Smith's later and final years were besmirched with scandal, lawsuits, and out-of-court settlements. Be-that-as-it-may, he has left us with a rich legacy of recipes and cookbooks that have, indeed, changed the way we cook and the ingredients we use.

This recipe is an example. It is typical Eastern European, specifically, Poland. (I have updated this recipe, so do not miss observations at the end of the blog.)

The original recipe calls for several dried mushrooms resuscitated in hot water, the water strained and added to the pot along with the chopped mushrooms. I used fresh. Also, use a "briny" dill pickle. The briner the better. This a great recipe to use up that lonely, half-filled jar of pickles you have wasting away in your fridge. It also calls for one bay leaf. I'm not a believer in dried bay leaves or what they "add" to any recipe other than a, perhaps, artistic flourish.

When I make this again, I will use a few pepperocini peppers for a bit of "heat" or maybe one diced Fresno pepper for its red color and mild heat or, one long-Italian pepper, chopped.

After about one hour of a slow simmer, I could not stop myself from dipping lightly-buttered ripped chunks of crusty Italian bread into the broth. That was a meal in itself.

Pay attention to cooking time. You want the roast tender but still firm enough to slice. You can, of course, go over the recommended cooking time so that the roast "shreds." In that case, serve on crusty rolls with a bit of Provolone cheese on top.

This is a very forgiving recipe, as most "peasant foods" are. (It was Smith who introduced us to that term.) Carrots? Add some. A bit of celery? Why not? Taters? Of course.

  • 1, 2.5 - 3 pound beef roast. Smith suggests bottom or top round roast. I used a rump roast. Wipe clean with damp paper towel.
  • 2-3 tablespoons peanut oil.
  • 8 oz. chopped onion (a good one cup)
  • 8 oz. chopped baby bella mushrooms (not in original recipe, but a good, one cup.)
  • 8-10 oz. diced dill pickles (about 3-4)
  • 2 garlic cloves, peeled, roughly chopped (not in original recipe)
  • 4-6 whole peppercorns
  • 1/4 cup beef stock (you will need more)
  • 1 cup sour cream--oh, YEA!
  • Salt and Pepper

Place Dutch oven, large enough to accommodate roast and other ingredients, over medium heat until hot. Add oil. Salt and pepper your roast. Brown roast on all sides. 

Using paper towel, absorb spent oil leaving behind the "burnt parts."

Add onion, mushrooms, pickles, peppercorns. Sweat just until tender. Add garlic and cook just until fragrant ... about two minutes or so.

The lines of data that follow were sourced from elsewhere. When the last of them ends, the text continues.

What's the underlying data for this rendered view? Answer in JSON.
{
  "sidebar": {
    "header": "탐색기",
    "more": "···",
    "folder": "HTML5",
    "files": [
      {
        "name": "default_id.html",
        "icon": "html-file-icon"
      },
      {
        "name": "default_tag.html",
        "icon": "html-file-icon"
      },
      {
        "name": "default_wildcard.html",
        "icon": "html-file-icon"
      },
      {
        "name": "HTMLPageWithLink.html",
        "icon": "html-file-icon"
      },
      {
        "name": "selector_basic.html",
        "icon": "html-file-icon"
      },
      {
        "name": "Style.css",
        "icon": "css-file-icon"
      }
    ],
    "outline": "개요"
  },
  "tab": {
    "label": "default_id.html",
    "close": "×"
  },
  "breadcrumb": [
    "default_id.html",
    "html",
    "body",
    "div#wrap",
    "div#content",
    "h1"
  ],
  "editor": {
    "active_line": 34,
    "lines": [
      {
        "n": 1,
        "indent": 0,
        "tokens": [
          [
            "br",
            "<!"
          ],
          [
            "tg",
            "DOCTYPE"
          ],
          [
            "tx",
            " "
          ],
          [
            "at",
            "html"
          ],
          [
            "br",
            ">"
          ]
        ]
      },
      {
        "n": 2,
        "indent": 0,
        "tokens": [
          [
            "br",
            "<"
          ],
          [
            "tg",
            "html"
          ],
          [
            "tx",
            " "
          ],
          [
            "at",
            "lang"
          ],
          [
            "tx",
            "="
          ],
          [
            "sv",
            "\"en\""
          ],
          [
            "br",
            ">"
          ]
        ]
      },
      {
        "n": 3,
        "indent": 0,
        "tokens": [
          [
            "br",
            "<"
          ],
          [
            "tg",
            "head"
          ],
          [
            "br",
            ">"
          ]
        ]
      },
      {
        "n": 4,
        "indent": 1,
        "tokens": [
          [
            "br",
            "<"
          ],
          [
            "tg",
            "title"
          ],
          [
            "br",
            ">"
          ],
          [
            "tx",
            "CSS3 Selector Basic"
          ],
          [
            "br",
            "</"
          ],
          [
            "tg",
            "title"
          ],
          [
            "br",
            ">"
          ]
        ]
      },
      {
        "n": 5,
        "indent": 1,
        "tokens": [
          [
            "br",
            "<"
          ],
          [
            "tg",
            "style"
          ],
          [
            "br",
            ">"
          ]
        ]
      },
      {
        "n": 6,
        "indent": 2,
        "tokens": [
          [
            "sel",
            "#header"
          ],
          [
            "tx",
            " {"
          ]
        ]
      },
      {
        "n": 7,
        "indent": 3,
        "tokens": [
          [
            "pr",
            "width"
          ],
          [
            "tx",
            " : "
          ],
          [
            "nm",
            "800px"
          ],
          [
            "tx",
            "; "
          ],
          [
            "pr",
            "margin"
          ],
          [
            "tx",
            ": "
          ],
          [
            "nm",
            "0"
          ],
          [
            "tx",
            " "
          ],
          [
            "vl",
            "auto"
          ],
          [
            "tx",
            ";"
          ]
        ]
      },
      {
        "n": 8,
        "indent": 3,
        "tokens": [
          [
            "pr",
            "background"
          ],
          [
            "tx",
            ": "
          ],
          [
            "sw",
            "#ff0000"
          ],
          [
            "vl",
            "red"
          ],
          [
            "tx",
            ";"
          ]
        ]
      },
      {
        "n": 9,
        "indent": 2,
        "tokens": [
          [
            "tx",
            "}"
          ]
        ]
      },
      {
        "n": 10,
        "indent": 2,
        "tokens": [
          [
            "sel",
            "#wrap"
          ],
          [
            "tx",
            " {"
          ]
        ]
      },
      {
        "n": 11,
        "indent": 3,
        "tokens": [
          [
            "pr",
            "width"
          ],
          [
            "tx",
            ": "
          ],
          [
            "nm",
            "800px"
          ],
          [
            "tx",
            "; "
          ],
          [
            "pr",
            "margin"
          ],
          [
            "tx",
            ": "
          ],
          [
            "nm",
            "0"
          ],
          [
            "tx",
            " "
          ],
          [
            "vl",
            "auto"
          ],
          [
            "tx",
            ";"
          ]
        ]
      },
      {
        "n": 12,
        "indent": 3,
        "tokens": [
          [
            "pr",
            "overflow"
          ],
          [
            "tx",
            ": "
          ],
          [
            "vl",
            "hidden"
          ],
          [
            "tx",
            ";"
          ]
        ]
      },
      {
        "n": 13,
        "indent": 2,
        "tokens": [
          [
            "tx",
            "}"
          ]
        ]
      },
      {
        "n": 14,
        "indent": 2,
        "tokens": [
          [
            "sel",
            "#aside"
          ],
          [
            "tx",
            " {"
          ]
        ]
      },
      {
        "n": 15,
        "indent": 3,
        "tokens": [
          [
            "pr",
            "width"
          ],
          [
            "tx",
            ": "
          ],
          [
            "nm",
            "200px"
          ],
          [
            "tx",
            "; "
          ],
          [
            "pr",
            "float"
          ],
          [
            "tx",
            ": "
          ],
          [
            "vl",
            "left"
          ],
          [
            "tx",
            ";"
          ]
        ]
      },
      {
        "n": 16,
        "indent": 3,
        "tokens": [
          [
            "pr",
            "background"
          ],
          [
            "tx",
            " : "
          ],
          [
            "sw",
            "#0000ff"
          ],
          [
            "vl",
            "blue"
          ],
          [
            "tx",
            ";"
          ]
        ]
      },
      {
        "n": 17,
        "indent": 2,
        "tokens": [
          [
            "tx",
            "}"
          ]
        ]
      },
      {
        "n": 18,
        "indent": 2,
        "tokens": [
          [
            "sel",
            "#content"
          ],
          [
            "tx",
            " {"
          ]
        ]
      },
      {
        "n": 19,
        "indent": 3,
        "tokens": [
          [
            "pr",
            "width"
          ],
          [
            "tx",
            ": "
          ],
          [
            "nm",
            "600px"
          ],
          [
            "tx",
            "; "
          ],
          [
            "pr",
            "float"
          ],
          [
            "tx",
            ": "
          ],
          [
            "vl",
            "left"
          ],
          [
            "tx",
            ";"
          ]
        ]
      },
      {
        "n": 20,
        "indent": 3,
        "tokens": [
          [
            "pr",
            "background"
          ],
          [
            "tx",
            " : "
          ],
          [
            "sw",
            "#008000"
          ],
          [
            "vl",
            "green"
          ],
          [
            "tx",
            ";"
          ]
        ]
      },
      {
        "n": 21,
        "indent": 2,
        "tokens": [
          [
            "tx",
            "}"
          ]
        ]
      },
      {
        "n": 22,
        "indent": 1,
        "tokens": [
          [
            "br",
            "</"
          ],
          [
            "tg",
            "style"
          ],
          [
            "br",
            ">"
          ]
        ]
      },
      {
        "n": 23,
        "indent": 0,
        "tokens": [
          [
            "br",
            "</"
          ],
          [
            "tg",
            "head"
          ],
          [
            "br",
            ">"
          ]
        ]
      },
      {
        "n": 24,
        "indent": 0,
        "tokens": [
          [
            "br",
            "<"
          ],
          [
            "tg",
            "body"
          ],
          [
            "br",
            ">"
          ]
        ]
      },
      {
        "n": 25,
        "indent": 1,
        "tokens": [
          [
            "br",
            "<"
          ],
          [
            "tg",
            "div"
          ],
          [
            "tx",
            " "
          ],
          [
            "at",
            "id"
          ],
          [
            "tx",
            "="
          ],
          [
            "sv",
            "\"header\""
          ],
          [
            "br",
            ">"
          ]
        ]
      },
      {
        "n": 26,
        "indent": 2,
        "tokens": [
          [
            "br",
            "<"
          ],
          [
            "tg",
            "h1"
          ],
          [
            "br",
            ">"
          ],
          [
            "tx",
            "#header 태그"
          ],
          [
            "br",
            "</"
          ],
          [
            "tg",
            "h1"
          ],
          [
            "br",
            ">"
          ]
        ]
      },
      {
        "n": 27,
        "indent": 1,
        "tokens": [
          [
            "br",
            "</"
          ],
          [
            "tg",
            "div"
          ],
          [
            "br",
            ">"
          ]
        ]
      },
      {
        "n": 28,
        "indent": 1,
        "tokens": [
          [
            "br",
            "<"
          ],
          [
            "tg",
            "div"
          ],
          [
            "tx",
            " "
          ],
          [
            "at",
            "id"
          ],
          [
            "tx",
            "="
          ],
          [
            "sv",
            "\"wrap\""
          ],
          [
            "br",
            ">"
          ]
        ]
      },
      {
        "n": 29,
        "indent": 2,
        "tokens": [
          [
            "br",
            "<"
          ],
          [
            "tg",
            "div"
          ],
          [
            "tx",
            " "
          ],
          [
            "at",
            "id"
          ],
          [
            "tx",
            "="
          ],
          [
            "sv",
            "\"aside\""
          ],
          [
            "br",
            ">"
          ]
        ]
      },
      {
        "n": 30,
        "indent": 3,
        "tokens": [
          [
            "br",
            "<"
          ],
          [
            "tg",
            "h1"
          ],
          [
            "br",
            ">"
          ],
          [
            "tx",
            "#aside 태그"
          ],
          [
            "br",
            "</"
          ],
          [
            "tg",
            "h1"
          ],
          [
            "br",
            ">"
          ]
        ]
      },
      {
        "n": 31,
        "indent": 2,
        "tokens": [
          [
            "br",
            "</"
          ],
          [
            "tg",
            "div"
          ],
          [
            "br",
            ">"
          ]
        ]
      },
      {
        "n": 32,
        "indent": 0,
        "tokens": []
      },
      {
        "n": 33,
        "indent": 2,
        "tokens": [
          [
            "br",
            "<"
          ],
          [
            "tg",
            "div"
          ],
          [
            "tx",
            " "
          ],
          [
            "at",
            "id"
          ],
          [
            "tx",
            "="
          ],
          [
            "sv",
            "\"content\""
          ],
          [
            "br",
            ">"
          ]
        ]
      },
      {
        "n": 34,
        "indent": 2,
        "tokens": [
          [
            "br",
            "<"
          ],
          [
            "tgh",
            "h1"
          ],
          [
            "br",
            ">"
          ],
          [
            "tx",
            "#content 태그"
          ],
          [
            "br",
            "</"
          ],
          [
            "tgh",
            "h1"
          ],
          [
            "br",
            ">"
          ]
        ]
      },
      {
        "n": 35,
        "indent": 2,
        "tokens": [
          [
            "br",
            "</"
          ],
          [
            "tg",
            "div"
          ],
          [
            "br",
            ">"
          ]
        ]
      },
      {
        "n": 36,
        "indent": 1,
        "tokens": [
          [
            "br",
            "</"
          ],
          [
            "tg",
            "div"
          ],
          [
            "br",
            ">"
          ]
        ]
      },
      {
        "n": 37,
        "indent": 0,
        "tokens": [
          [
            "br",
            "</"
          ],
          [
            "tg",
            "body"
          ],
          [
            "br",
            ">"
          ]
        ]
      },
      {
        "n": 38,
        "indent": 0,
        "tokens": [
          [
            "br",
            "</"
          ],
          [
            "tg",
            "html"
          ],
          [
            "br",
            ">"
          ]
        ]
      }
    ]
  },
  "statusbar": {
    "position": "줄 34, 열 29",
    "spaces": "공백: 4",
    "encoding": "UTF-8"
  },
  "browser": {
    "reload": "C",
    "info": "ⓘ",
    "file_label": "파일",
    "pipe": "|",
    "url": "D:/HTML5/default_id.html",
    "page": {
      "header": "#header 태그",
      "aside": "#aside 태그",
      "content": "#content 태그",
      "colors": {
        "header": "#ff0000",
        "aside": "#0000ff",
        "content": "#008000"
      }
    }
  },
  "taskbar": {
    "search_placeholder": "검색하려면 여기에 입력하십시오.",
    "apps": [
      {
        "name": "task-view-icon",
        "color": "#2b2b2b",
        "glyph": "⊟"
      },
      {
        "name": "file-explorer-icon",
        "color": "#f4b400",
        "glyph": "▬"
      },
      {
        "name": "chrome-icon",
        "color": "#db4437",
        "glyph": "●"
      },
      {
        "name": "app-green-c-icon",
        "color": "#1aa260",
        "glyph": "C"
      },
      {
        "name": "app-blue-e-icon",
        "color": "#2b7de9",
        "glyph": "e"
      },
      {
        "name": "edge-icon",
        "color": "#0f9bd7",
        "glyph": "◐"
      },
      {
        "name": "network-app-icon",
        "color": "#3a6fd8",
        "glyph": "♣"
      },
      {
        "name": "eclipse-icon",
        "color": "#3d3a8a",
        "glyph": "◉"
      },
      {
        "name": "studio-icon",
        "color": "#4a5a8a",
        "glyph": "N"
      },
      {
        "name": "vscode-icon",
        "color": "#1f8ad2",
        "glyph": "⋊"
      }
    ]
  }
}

Add beef stock. It should cover roast by half. Add more if necessary, or add water with
the beef stock. Bring to a slow simmer and simmer for about two hours or until just fork tender. Remove to a plate, covered with tin foil

Stir in sour cream to pot and continue to simmer for an additional 30 minutes. Taste for seasonings and add what is necessary.

Slice roast. Serve over fluffy egg noodles or mashed potatoes with plenty of rich sauce.

NOTES: The original recipe calls for 3-4 dried mushrooms rehydrated in boiling water (just cover with  a bit more than needed). Squeeze, but save the water. Save the water (but not the sediment) and add to roast. Also, use 3-4 bay leaves, not just one. Bay leaves are an integral part of Polish cooking. If using fresh use less. Fresh, of course is best.)

*Sorry, no pics of finished recipe. It was late and we had a sleet storm .. so it was very dark, indeed, to take decent pics.